Segal was one of the stars of Stanley Kramer's acclaimed 1965 drama Ship of Fools, playing an egocentric painter. He played the title role as a scheming P.O.W. in King Rat (1965), a role originally meant for Frank Sinatra. He went on to play an Algerian paratrooper captured at Dien Bien Phu, who leaves the French army to become a leader of the FLN, in Lost Command (1966). He was loaned to Warner Bros for Mike Nichols' classic adaptation of the Edward Albee play Who's Afraid of Virginia Woolf? (1967). He played the young faculty member, Nick, a role for which he was nominated for an Oscar.
For the next decade and onwards, Segal received many notable film roles. He appeared as a British secret service agent in The Quiller Memorandum (1966), a Cagney-esque gangster in The St. Valentine's Day Massacre (1967), a perplexed police detective in No Way to Treat a Lady (1968), a bookworm in The Owl and the Pussycat (1970), a war-weary platoon commander in The Bridge at Remagen (1969), a man laying waste to his marriage in Loving (1970), a hairdresser-turned-junkie in Born to Win (1971), a suburbanite-turned-bank robber in Fun with Dick and Jane (1977), and a faux gourmet in Who Is Killing the Great Chefs of Europe? (1978).

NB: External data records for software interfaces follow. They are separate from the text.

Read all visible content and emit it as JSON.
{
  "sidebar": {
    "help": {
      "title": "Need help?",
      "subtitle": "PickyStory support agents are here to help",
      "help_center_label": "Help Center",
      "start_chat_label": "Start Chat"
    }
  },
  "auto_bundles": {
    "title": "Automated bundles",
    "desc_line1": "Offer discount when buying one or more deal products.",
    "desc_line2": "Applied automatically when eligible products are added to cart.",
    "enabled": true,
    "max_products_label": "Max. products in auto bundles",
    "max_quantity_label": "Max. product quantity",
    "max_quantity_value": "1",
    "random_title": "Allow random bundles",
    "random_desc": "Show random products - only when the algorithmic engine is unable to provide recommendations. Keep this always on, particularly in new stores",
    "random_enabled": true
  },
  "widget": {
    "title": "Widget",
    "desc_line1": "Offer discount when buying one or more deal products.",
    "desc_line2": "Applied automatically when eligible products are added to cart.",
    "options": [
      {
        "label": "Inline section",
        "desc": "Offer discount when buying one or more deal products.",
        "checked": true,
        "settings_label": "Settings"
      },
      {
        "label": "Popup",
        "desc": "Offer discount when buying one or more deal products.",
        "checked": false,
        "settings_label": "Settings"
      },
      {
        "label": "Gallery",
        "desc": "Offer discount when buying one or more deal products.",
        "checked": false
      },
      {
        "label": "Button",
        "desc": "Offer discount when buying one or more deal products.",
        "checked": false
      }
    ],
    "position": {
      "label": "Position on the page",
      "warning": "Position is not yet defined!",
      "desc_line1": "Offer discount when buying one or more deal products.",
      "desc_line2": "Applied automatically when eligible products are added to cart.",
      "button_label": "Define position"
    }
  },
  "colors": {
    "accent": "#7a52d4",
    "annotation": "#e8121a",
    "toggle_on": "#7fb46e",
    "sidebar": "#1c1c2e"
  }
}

Segal headlined several acclaimed films by notable filmmakers. He starred in Carl Reiner's 1970 dark comedy Where's Poppa?, which Variety called "insane". It was a black comedy with Segal as a young lawyer with an active death wish for his old Jewish mother. He played the lead role in Sydney Lumet's Bye Bye Braverman (1968), starred in Peter Yates' 1972 heist comedy The Hot Rock, played a comically unfaithful husband in A Touch of Class (1973), which was nominated for the Academy Award for Best Picture, starred as the titular midlife crisis victim in Paul Mazursky's 1973 romantic comedy Blume in Love, and starred as a gambling addict in Robert Altman's California Split (1974). For A Touch of Class, he won the Golden Globe Award for Best Actor – Motion Picture Musical or Comedy, which was the second Golden Globe of his career.
Segal starred in the NBC award-winning sitcom Just Shoot Me! (1997–2003) as Jack Gallo, the eccentric but lovable publisher of a New York fashion magazine. He was nominated for the Golden Globe Award for Best Actor – Television Series Musical or Comedy in 1999 and 2000 and a Satellite Award in 2002 for this part. The show lasted for seven seasons and 148 episodes.

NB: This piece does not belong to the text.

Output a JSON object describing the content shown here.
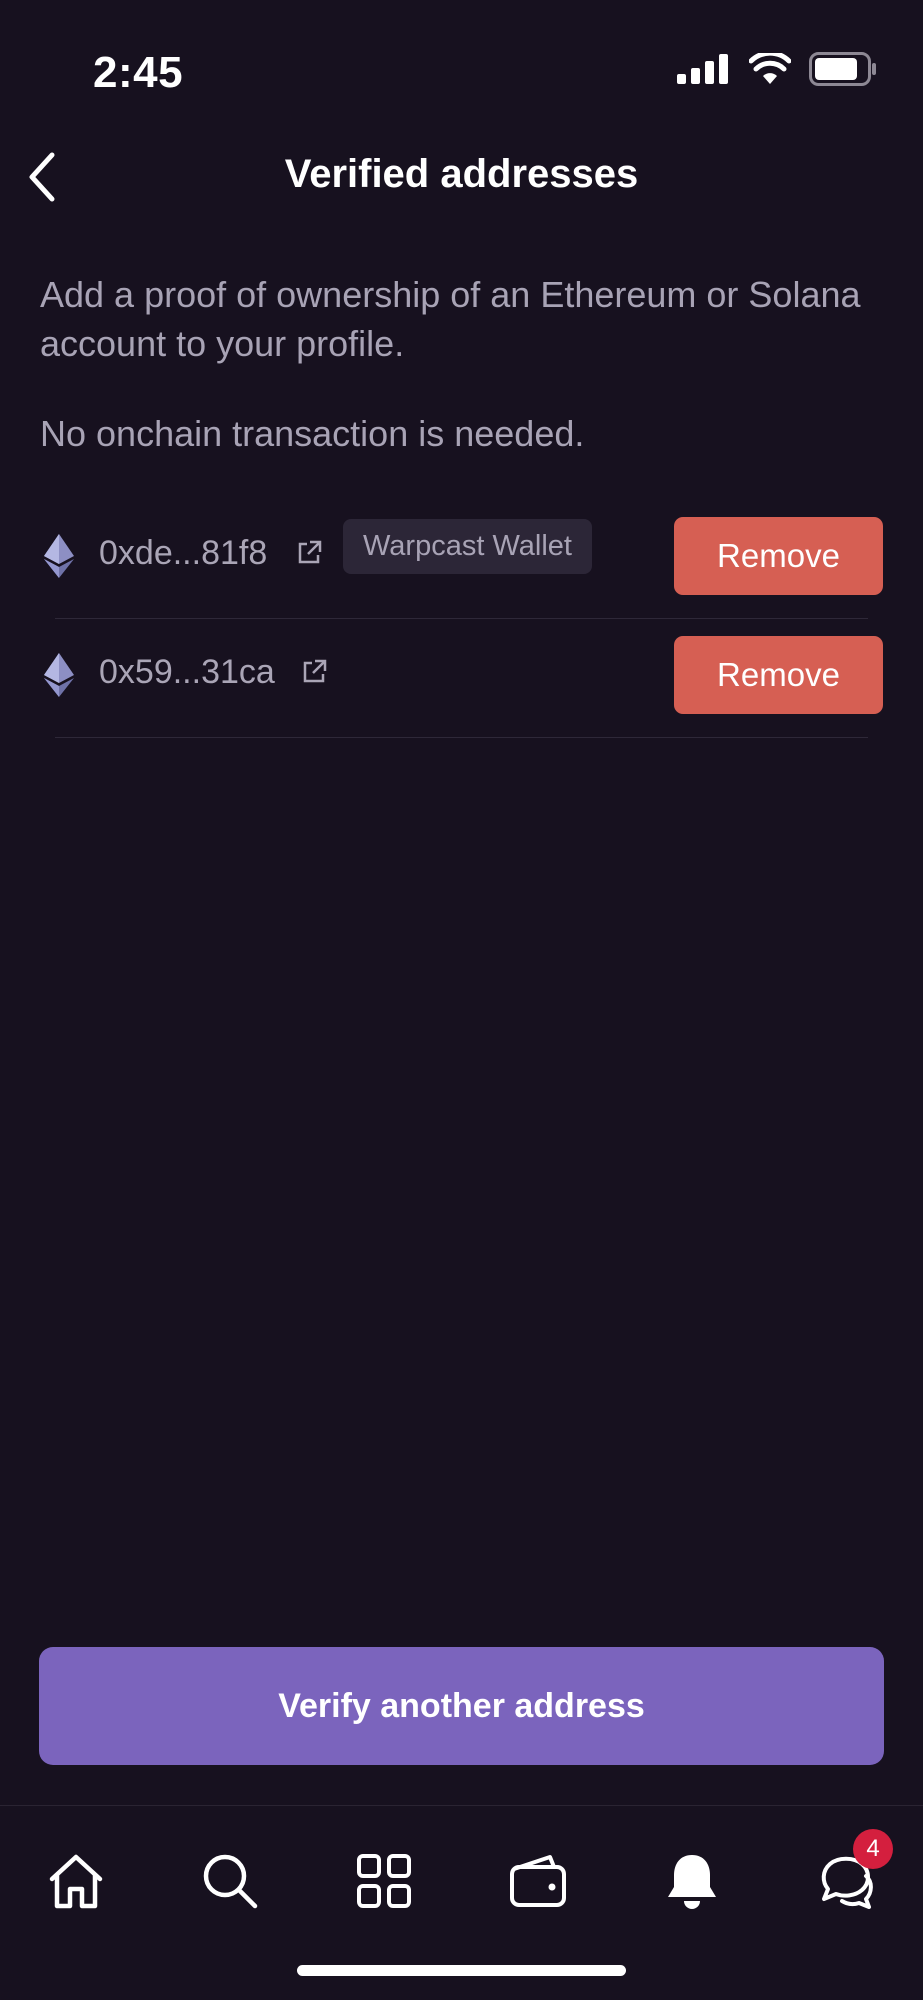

More recently, Segal played Murray Berenson in the television series Entourage and starred in the TV Land sitcom Retired at 35 (2011–2012).
Segal currently appears on the ABC sitcom The Goldbergs (2013–present), playing the eccentric but loveable grandfather of a semi-autobiographical family based on series creator Adam F. Goldberg's family. The series entered its second season in September 2014.
Segal has been married three times. He married film editor Marion Segal Freed in 1956, and they were together for 26 years until their divorce in 1983. They had two daughters, Polly and Elizabeth. He was married to Linda Rogoff, a one-time manager of The Pointer Sisters, whom he met at Carnegie Hall when he played the banjo with his band (the Beverly Hills Unlisted Jazz Band), from 1983 to her death in 1996. He married his former George School boarding school classmate Sonia Schultz Greenbaum in 1996.